George Butterworth is reckoned by many people to be music’s greatest loss from World War I; but what of William Denis Browne? On the evidence of the handful of songs that he left behind, such as The Isle of Lost Dreams, he could have accomplished much had he lived. Roderick Williams offered us Browne’s best-known song, the very fine To Gratiana Dancing and Singing. Here the vocal line was seamless, graceful and poised, while once again Gary Matthewman’s pianism was a delight.
Ernest Farrar, another casualty of the war, was represented by his setting of Silent Noon and I was interesting to hear this song again and to be reminded that it bears more than a hint of Vaughan Williams’ much better-known setting. I’m not sure I’ve heard previously any music by Elaine Hugh-Jones (b. 1927) so I was glad of the opportunity to hear her setting of Wilfred Owen (‘Move him into the sun’) though it seemed to me to be rather in the shadow of the Britten setting of the same text in War Requiem; when was the Hugh-Jones setting composed, I wonder? I found Anthony Payne’s setting of Edward Thomas – another of the ‘Dead Poets’ who failed to survive the conflict – strange and unsettling but well worth hearing – and hearing again, I hope.
The more I hear of the songs of Ian Venables (b. 1955) the more impressed I am. Roderick Williams, who has championed them in concert, offered two highly contrasted songs. I’ve heard the entertaining Flying Crooked before (review) and Williams’ witty delivery went down well with this Three Choirs audience. I don’t recall hearing Pain before, however. This intense, even harrowing setting of words by Ivor Gurney is a very fine song indeed.
After Vaughan Williams’s spare and intense The Twilight People the last word went to Gerald Finzi. Williams’ searching performance of Only a man harrowing clods brought the recital to a subdued, thoughtful end. I rather suspect that after this we might not have got an encore anyway – and rightly so – but I’m sure Roderick Williams and Gary Matthewman were exhausted by their exertions in the Huntingdon Hall hothouse. So on this occasion no one in the audience would have begrudged them leaving us wanting more.
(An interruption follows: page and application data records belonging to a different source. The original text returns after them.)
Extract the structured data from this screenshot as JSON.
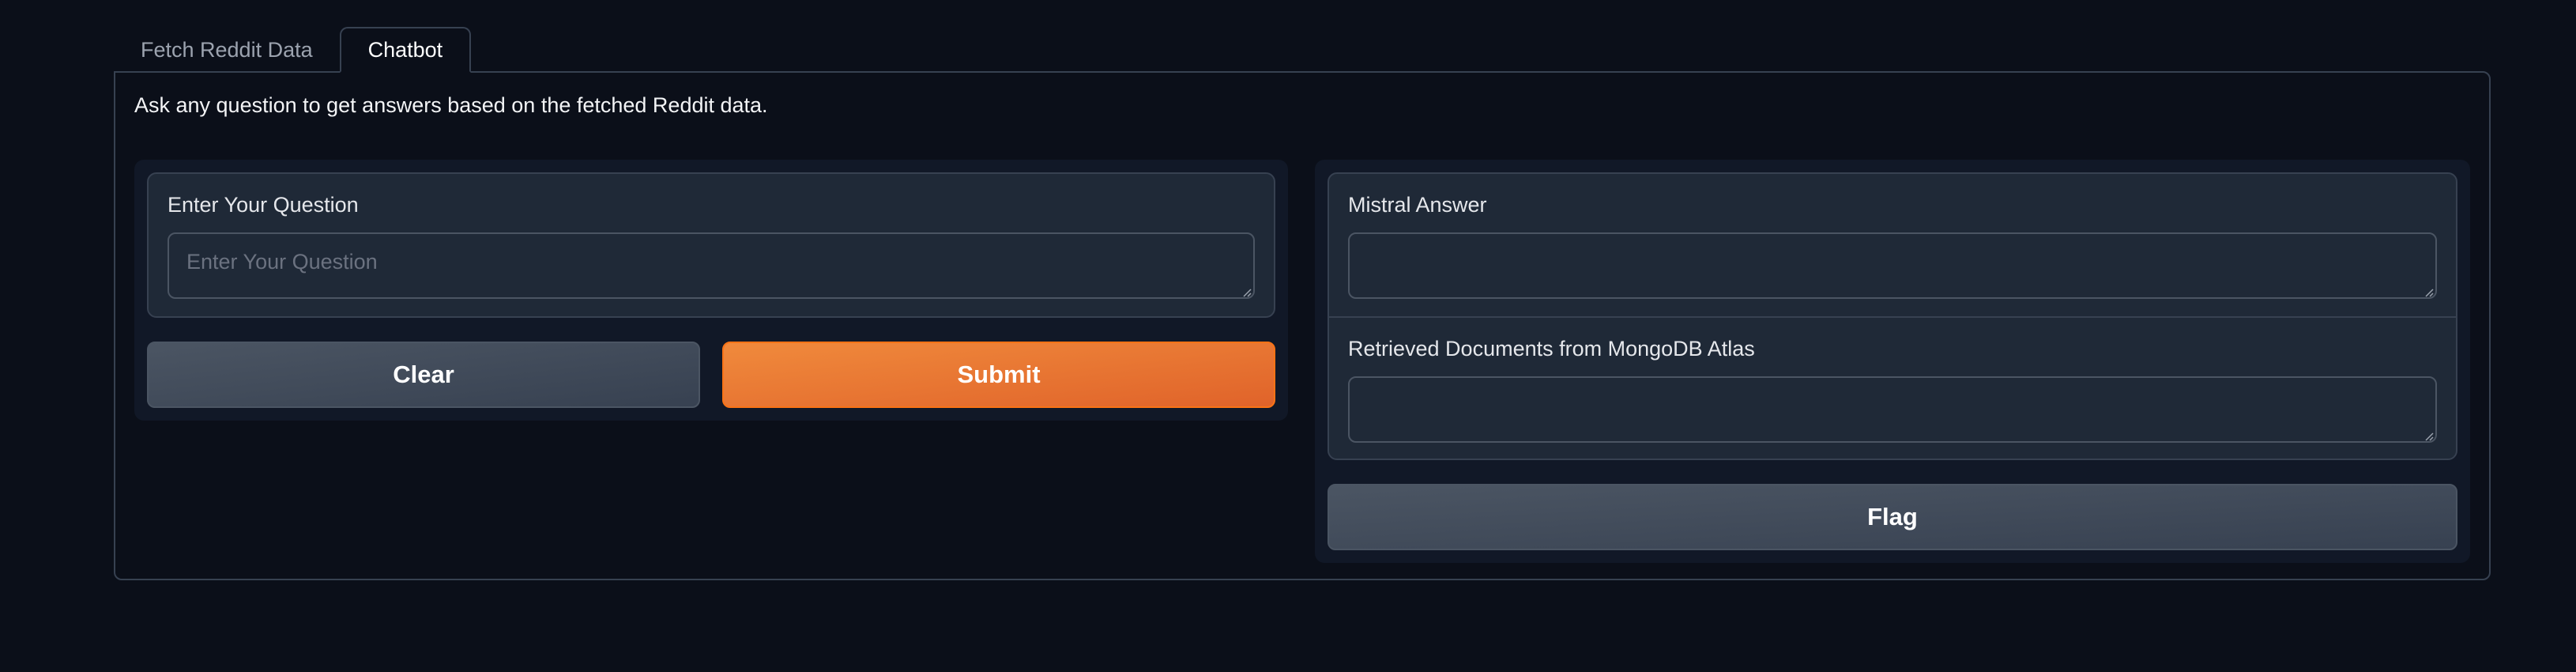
{
  "tabs": [
    {
      "label": "Fetch Reddit Data",
      "active": false
    },
    {
      "label": "Chatbot",
      "active": true
    }
  ],
  "description": "Ask any question to get answers based on the fetched Reddit data.",
  "question": {
    "label": "Enter Your Question",
    "placeholder": "Enter Your Question",
    "value": ""
  },
  "buttons": {
    "clear": "Clear",
    "submit": "Submit",
    "flag": "Flag"
  },
  "outputs": {
    "answer_label": "Mistral Answer",
    "answer_value": "",
    "docs_label": "Retrieved Documents from MongoDB Atlas",
    "docs_value": ""
  },
  "colors": {
    "background": "#0b0f19",
    "primary": "#e8733a",
    "secondary": "#4b5563"
  }
}
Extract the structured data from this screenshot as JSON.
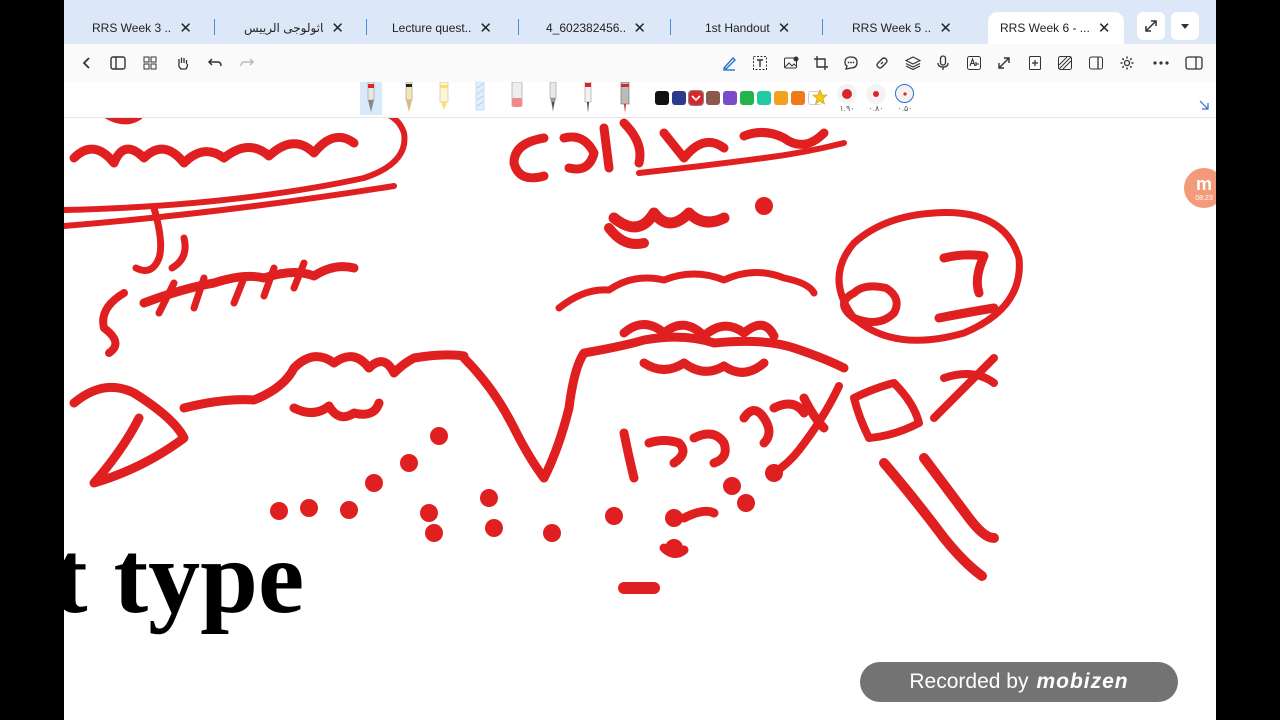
{
  "tabs": [
    {
      "label": "RRS Week 3 ...",
      "active": false
    },
    {
      "label": "باثولوجى الرييس...",
      "active": false
    },
    {
      "label": "Lecture quest...",
      "active": false
    },
    {
      "label": "4_602382456...",
      "active": false
    },
    {
      "label": "1st Handout",
      "active": false
    },
    {
      "label": "RRS Week 5 ...",
      "active": false
    },
    {
      "label": "RRS Week 6 - ...",
      "active": true
    }
  ],
  "tab_close_glyph": "✕",
  "tabbar_buttons": {
    "expand_icon": "expand-icon",
    "dropdown_icon": "chevron-down-icon"
  },
  "pen_colors": [
    "#111111",
    "#2b3a8c",
    "#d8262a",
    "#8b5a4a",
    "#7a4bc9",
    "#22b44a",
    "#23c9a0",
    "#f2a21b",
    "#f07a1a",
    "#ffffff"
  ],
  "selected_color": "#d8262a",
  "size_labels": [
    "۱.۹۰",
    "۰.۸۰",
    "۰.۵۰"
  ],
  "document": {
    "visible_text": "lt type"
  },
  "recorder_badge": {
    "prefix": "Recorded by",
    "brand": "mobizen"
  },
  "floating_bubble": {
    "letter": "m",
    "time": "08:23"
  },
  "accent_color": "#3d8fd9",
  "ink_color": "#e02020"
}
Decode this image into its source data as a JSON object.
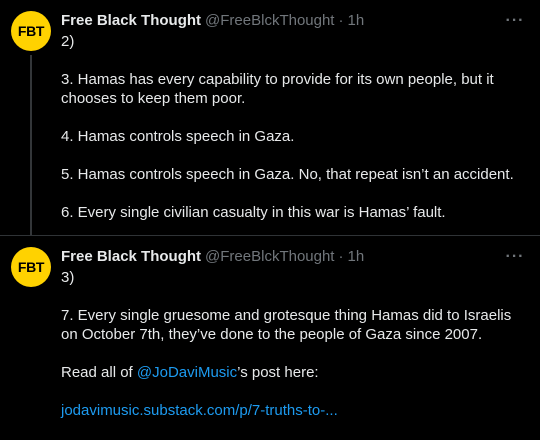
{
  "tweets": [
    {
      "avatar_text": "FBT",
      "name": "Free Black Thought",
      "handle": "@FreeBlckThought",
      "separator": "·",
      "time": "1h",
      "more_icon": "more-horizontal-icon",
      "lines": [
        "2)",
        "3. Hamas has every capability to provide for its own people, but it chooses to keep them poor.",
        "4. Hamas controls speech in Gaza.",
        "5. Hamas controls speech in Gaza. No, that repeat isn’t an accident.",
        "6. Every single civilian casualty in this war is Hamas’ fault."
      ]
    },
    {
      "avatar_text": "FBT",
      "name": "Free Black Thought",
      "handle": "@FreeBlckThought",
      "separator": "·",
      "time": "1h",
      "more_icon": "more-horizontal-icon",
      "lines": [
        "3)",
        "7. Every single gruesome and grotesque thing Hamas did to Israelis on October 7th, they’ve done to the people of Gaza since 2007."
      ],
      "read_prefix": "Read all of ",
      "mention": "@JoDaviMusic",
      "read_suffix": "’s post here:",
      "link": "jodavimusic.substack.com/p/7-truths-to-..."
    }
  ],
  "colors": {
    "background": "#000000",
    "text": "#e7e9ea",
    "secondary": "#71767b",
    "accent": "#1d9bf0",
    "avatar_bg": "#ffd200"
  }
}
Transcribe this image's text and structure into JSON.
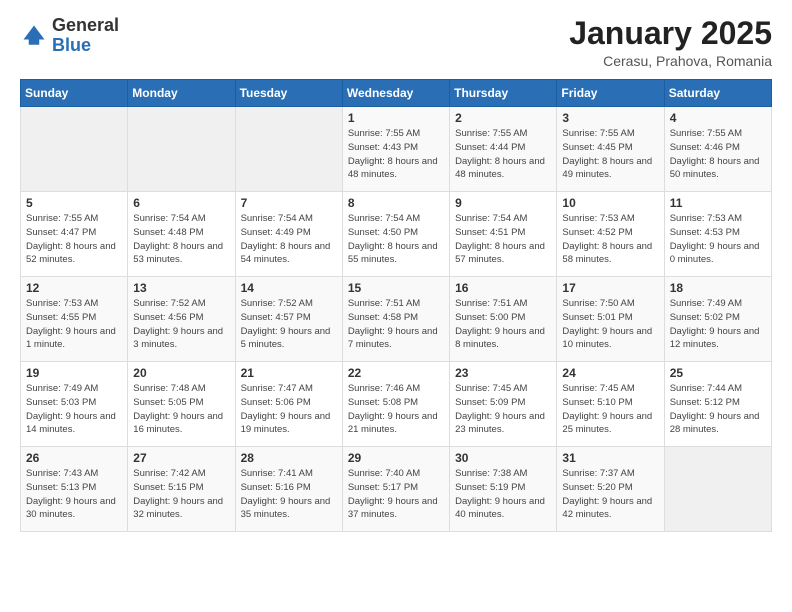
{
  "logo": {
    "general": "General",
    "blue": "Blue"
  },
  "header": {
    "month": "January 2025",
    "location": "Cerasu, Prahova, Romania"
  },
  "weekdays": [
    "Sunday",
    "Monday",
    "Tuesday",
    "Wednesday",
    "Thursday",
    "Friday",
    "Saturday"
  ],
  "weeks": [
    [
      {
        "day": "",
        "empty": true
      },
      {
        "day": "",
        "empty": true
      },
      {
        "day": "",
        "empty": true
      },
      {
        "day": "1",
        "sunrise": "7:55 AM",
        "sunset": "4:43 PM",
        "daylight": "8 hours and 48 minutes."
      },
      {
        "day": "2",
        "sunrise": "7:55 AM",
        "sunset": "4:44 PM",
        "daylight": "8 hours and 48 minutes."
      },
      {
        "day": "3",
        "sunrise": "7:55 AM",
        "sunset": "4:45 PM",
        "daylight": "8 hours and 49 minutes."
      },
      {
        "day": "4",
        "sunrise": "7:55 AM",
        "sunset": "4:46 PM",
        "daylight": "8 hours and 50 minutes."
      }
    ],
    [
      {
        "day": "5",
        "sunrise": "7:55 AM",
        "sunset": "4:47 PM",
        "daylight": "8 hours and 52 minutes."
      },
      {
        "day": "6",
        "sunrise": "7:54 AM",
        "sunset": "4:48 PM",
        "daylight": "8 hours and 53 minutes."
      },
      {
        "day": "7",
        "sunrise": "7:54 AM",
        "sunset": "4:49 PM",
        "daylight": "8 hours and 54 minutes."
      },
      {
        "day": "8",
        "sunrise": "7:54 AM",
        "sunset": "4:50 PM",
        "daylight": "8 hours and 55 minutes."
      },
      {
        "day": "9",
        "sunrise": "7:54 AM",
        "sunset": "4:51 PM",
        "daylight": "8 hours and 57 minutes."
      },
      {
        "day": "10",
        "sunrise": "7:53 AM",
        "sunset": "4:52 PM",
        "daylight": "8 hours and 58 minutes."
      },
      {
        "day": "11",
        "sunrise": "7:53 AM",
        "sunset": "4:53 PM",
        "daylight": "9 hours and 0 minutes."
      }
    ],
    [
      {
        "day": "12",
        "sunrise": "7:53 AM",
        "sunset": "4:55 PM",
        "daylight": "9 hours and 1 minute."
      },
      {
        "day": "13",
        "sunrise": "7:52 AM",
        "sunset": "4:56 PM",
        "daylight": "9 hours and 3 minutes."
      },
      {
        "day": "14",
        "sunrise": "7:52 AM",
        "sunset": "4:57 PM",
        "daylight": "9 hours and 5 minutes."
      },
      {
        "day": "15",
        "sunrise": "7:51 AM",
        "sunset": "4:58 PM",
        "daylight": "9 hours and 7 minutes."
      },
      {
        "day": "16",
        "sunrise": "7:51 AM",
        "sunset": "5:00 PM",
        "daylight": "9 hours and 8 minutes."
      },
      {
        "day": "17",
        "sunrise": "7:50 AM",
        "sunset": "5:01 PM",
        "daylight": "9 hours and 10 minutes."
      },
      {
        "day": "18",
        "sunrise": "7:49 AM",
        "sunset": "5:02 PM",
        "daylight": "9 hours and 12 minutes."
      }
    ],
    [
      {
        "day": "19",
        "sunrise": "7:49 AM",
        "sunset": "5:03 PM",
        "daylight": "9 hours and 14 minutes."
      },
      {
        "day": "20",
        "sunrise": "7:48 AM",
        "sunset": "5:05 PM",
        "daylight": "9 hours and 16 minutes."
      },
      {
        "day": "21",
        "sunrise": "7:47 AM",
        "sunset": "5:06 PM",
        "daylight": "9 hours and 19 minutes."
      },
      {
        "day": "22",
        "sunrise": "7:46 AM",
        "sunset": "5:08 PM",
        "daylight": "9 hours and 21 minutes."
      },
      {
        "day": "23",
        "sunrise": "7:45 AM",
        "sunset": "5:09 PM",
        "daylight": "9 hours and 23 minutes."
      },
      {
        "day": "24",
        "sunrise": "7:45 AM",
        "sunset": "5:10 PM",
        "daylight": "9 hours and 25 minutes."
      },
      {
        "day": "25",
        "sunrise": "7:44 AM",
        "sunset": "5:12 PM",
        "daylight": "9 hours and 28 minutes."
      }
    ],
    [
      {
        "day": "26",
        "sunrise": "7:43 AM",
        "sunset": "5:13 PM",
        "daylight": "9 hours and 30 minutes."
      },
      {
        "day": "27",
        "sunrise": "7:42 AM",
        "sunset": "5:15 PM",
        "daylight": "9 hours and 32 minutes."
      },
      {
        "day": "28",
        "sunrise": "7:41 AM",
        "sunset": "5:16 PM",
        "daylight": "9 hours and 35 minutes."
      },
      {
        "day": "29",
        "sunrise": "7:40 AM",
        "sunset": "5:17 PM",
        "daylight": "9 hours and 37 minutes."
      },
      {
        "day": "30",
        "sunrise": "7:38 AM",
        "sunset": "5:19 PM",
        "daylight": "9 hours and 40 minutes."
      },
      {
        "day": "31",
        "sunrise": "7:37 AM",
        "sunset": "5:20 PM",
        "daylight": "9 hours and 42 minutes."
      },
      {
        "day": "",
        "empty": true
      }
    ]
  ]
}
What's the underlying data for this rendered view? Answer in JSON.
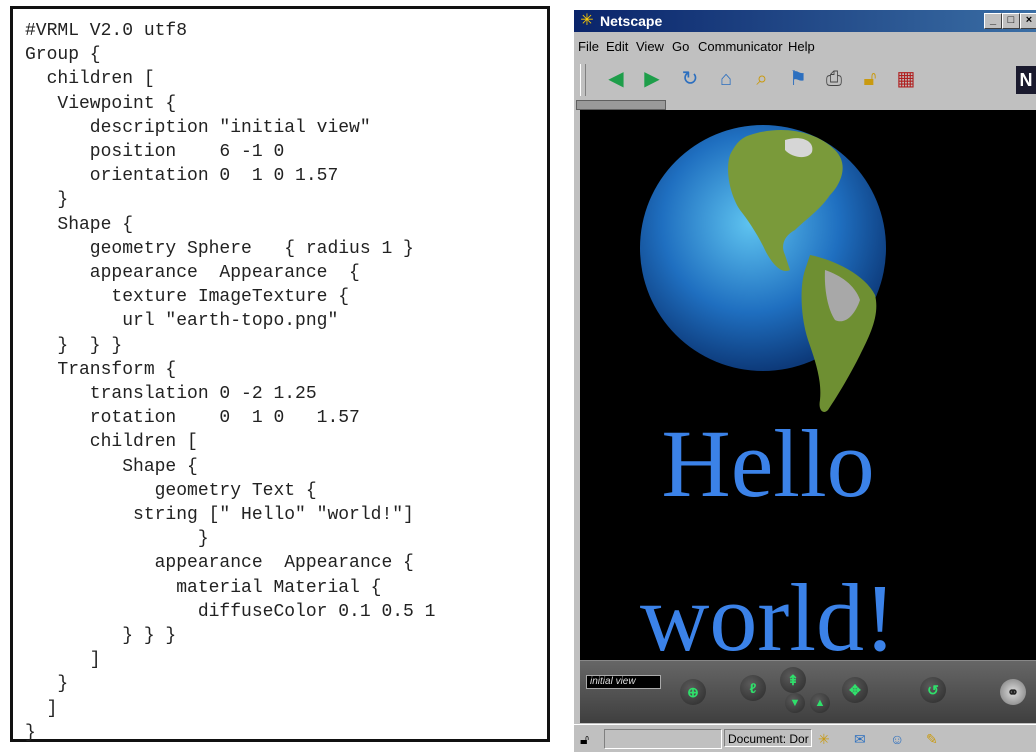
{
  "code": {
    "lines": [
      "#VRML V2.0 utf8",
      "Group {",
      "  children [",
      "   Viewpoint {",
      "      description \"initial view\"",
      "      position    6 -1 0",
      "      orientation 0  1 0 1.57",
      "   }",
      "   Shape {",
      "      geometry Sphere   { radius 1 }",
      "      appearance  Appearance  {",
      "        texture ImageTexture {",
      "         url \"earth-topo.png\"",
      "   }  } }",
      "   Transform {",
      "      translation 0 -2 1.25",
      "      rotation    0  1 0   1.57",
      "      children [",
      "         Shape {",
      "            geometry Text {",
      "          string [\" Hello\" \"world!\"]",
      "                }",
      "            appearance  Appearance {",
      "              material Material {",
      "                diffuseColor 0.1 0.5 1",
      "         } } }",
      "      ]",
      "   }",
      "  ]",
      "}"
    ]
  },
  "browser": {
    "title": "Netscape",
    "window_buttons": {
      "minimize": "_",
      "maximize": "□",
      "close": "×"
    },
    "menu": {
      "file": "File",
      "edit": "Edit",
      "view": "View",
      "go": "Go",
      "communicator": "Communicator",
      "help": "Help"
    },
    "toolbar_icons": [
      "back-icon",
      "forward-icon",
      "reload-icon",
      "home-icon",
      "search-icon",
      "guide-icon",
      "print-icon",
      "security-icon",
      "stop-icon"
    ],
    "logo": "N",
    "scene": {
      "line1": "Hello",
      "line2": "world!",
      "text_color": "#3b82e8",
      "background": "#000000"
    },
    "navbar": {
      "viewpoint": "initial view"
    },
    "status": {
      "text": "Document: Dor"
    }
  }
}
This thoughtfully planned programme produced an exceptionally fine recital.